4. Sometimes it’s hard to distinguish science from philosophy.
Some questions just haven’t been cracked by scientific research. The measurement problem in quantum mechanics is a good example. Physicists can use the quantum formalism to make predictions, but they don’t have an acceptable metaphysics to go along with that formalism. Sometimes a physicist like Sean Carroll will be honest enough to be embarrassed by the situation, but most physicists tell their students to just “shut up and calculate.” Sometimes they will claim that the problems were resolved long ago by Bohr and Heisenberg; sometimes they will just insinuate that trying to understand why the formalism works is indicative of some sort of epistemic or moral weakness.
And when scientists have a really tough nut to crack, they’re often forced to confront difficult foundational questions that sound more philosophical than scientific. People working on quantum gravity, for example, face questions about the nature of time and causation that have long perplexed philosophers.

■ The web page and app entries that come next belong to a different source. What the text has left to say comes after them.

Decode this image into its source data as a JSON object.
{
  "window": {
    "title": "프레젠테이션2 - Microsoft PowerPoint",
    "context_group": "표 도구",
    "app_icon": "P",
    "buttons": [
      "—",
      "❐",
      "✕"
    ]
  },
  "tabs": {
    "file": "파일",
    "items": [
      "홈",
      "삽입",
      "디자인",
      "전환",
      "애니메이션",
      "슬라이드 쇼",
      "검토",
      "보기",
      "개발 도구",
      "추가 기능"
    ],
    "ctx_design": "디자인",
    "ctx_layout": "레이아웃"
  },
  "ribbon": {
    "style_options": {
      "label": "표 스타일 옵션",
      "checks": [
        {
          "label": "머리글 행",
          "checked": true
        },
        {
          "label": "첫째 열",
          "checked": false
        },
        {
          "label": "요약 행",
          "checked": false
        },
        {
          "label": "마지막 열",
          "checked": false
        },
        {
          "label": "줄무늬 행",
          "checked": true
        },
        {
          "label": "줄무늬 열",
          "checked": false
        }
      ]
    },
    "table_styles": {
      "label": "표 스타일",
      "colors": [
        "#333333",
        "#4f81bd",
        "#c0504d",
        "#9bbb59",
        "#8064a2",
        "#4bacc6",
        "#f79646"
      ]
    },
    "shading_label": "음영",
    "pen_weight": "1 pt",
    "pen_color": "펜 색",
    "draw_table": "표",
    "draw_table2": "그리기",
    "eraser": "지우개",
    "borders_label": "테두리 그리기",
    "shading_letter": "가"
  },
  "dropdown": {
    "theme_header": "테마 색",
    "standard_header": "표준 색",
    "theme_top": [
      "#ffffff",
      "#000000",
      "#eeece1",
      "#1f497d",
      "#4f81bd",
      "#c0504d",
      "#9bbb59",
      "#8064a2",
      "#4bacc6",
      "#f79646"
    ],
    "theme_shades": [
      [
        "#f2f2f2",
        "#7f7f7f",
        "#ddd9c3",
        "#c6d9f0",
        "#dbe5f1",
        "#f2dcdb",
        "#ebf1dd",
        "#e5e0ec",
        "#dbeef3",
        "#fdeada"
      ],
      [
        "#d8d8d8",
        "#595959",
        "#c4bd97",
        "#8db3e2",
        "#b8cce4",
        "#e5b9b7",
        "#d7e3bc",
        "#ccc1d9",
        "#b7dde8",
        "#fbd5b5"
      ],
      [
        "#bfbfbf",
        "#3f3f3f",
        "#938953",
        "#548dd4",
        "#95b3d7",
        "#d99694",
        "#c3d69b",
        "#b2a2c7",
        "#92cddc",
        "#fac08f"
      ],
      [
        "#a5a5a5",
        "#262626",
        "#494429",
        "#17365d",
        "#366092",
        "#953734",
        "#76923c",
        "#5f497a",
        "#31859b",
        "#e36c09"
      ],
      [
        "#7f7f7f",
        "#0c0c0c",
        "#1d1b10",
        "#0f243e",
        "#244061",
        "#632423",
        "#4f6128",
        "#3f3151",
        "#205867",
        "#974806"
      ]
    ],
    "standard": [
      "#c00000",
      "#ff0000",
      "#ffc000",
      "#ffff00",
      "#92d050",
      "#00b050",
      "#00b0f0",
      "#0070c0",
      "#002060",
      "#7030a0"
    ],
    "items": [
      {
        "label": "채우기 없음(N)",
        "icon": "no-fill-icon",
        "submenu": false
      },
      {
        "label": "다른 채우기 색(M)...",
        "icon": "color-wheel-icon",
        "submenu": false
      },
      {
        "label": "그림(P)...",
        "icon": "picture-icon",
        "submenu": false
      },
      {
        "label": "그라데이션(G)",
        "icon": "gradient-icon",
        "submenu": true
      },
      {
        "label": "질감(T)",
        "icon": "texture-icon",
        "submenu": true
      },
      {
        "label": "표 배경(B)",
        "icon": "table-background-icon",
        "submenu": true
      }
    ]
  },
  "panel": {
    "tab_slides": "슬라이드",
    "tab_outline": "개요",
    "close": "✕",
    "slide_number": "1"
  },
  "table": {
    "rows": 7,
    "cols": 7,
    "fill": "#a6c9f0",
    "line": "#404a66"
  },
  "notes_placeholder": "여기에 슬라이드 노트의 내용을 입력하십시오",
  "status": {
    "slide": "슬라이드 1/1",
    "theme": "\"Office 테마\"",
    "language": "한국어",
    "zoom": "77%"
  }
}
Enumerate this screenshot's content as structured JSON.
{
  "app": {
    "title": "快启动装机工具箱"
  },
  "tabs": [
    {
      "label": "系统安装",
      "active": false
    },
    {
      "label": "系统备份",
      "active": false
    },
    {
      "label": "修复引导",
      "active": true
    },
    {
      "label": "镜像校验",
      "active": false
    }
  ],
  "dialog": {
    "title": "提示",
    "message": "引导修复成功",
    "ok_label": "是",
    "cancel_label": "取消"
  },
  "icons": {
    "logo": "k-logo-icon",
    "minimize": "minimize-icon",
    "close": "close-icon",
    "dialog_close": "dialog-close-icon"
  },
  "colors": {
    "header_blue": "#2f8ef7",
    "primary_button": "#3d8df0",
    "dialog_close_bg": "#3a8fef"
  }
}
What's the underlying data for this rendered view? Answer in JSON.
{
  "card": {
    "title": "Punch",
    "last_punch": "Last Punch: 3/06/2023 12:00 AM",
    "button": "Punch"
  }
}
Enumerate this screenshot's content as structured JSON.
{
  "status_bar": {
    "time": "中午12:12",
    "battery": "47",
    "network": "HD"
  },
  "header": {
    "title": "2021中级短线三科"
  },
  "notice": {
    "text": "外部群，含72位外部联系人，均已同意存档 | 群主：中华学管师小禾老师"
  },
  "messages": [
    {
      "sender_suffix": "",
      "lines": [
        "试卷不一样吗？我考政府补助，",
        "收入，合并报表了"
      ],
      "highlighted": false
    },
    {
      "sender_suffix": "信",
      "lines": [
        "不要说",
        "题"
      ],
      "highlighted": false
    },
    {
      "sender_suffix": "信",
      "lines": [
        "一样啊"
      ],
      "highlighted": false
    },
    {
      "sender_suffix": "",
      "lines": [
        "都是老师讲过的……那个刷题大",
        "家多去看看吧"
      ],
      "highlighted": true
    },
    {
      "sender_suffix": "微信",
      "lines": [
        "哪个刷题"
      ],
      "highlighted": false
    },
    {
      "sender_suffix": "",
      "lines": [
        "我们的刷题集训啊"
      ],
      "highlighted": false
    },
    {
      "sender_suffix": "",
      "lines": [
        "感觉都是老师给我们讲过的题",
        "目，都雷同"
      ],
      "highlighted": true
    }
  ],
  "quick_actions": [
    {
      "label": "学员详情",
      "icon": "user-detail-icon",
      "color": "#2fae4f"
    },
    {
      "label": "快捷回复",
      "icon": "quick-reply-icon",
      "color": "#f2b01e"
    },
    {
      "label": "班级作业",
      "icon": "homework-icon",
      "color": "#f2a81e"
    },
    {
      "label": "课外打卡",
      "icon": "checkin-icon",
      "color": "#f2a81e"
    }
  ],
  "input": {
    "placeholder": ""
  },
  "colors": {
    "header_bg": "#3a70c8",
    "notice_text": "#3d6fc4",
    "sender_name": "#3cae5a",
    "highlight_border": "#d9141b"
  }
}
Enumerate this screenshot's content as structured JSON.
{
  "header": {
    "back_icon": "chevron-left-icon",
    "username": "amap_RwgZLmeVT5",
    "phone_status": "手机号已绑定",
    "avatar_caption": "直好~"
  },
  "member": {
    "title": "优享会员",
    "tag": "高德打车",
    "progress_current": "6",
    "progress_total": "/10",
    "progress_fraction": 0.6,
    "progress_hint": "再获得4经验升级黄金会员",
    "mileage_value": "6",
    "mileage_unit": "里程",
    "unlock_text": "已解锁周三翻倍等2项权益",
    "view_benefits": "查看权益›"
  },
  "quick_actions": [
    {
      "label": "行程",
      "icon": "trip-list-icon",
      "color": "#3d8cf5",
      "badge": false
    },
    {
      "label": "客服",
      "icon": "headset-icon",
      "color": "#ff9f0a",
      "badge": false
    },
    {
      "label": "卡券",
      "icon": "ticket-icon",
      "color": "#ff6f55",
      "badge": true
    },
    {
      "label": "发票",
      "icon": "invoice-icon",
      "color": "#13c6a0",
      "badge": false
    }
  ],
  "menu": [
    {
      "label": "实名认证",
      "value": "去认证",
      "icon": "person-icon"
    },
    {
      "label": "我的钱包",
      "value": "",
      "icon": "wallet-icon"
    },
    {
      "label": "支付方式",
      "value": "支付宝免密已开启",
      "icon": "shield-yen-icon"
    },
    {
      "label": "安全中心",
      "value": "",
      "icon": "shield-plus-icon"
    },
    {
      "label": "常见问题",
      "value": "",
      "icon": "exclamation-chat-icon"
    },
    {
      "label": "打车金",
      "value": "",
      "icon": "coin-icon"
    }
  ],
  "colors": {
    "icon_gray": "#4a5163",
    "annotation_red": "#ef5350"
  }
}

And many of these researchers are quite happy to be in dialogue with philosophers about these questions.
Again, there’s no particular reason to think that the philosopher is just going to be able to hand the scientist the right answer, or even that the philosopher is going to be better positioned to answer the question than the physicist is. But there’s also no reason to think that the physicist cannot benefit from having other researchers addressing the same — or related — questions, and coming at it with a somewhat different background and skill set.
If nothing else, I think philosophers are sometimes good at reminding scientists that they don’t really know as much as they think they know. That’s a skill passed down from Socrates.
5. If you think the resolution of a philosophical question is easy, you probably don’t understand the issue.
Yes, scientists are right to be irked when philosophers question science without really understanding it. But don’t be surprised when we philosophers roll our eyes at pompous scientists confidently claiming that there’s an obvious resolution to some long-standing philosophical debate that the philosophers have just been too dim to figure out.
An obvious example of this is scientists who make pronouncements on free will without understanding compatibilism. Another example is Bee’s response to Gutting’s brief gloss on two arguments for dualism: the knowledge argument and the conceivability argument.
Of course, it’s hardly a surprise that someone reading a brief summary in a paper won’t have a grasp of the many papers and books that have been written on the topic. That’s not a problem unless people assume that their grasp of the issue is on par with that of people who have spent years or decades teaching and debating the pros and cons of various possible solutions to the puzzle. Or worse, that the neophyte’s opinion should be trusted over that of the philosophers — because the uninformed neophyte is a scientist.
6. If you’re pro-science, don’t diss Aristotle.
I see the anti-philosophy crowd bashing Aristotle time and again. Yes, Aristotle was wrong about many things. No, he didn’t develop a good scientific method. But for FSM’s sake, he lived in the Fourth Century BCE, when we knew squat about the world.
He’s one of the greatest scientists of all time. He was offering naturalistic explanations when people barely had a concept of nature. He got physics, and logic, and psychology rolling.
And he was one heck of a biologist. He knew that whales are mammals and that sharks and rays should be grouped together. He produced detailed studies of cephalopods. He studied the development of organs in birds.
He should be the patron saint of Pharyngula.
If you want to bash someone for not embracing empirical science, bash Plato.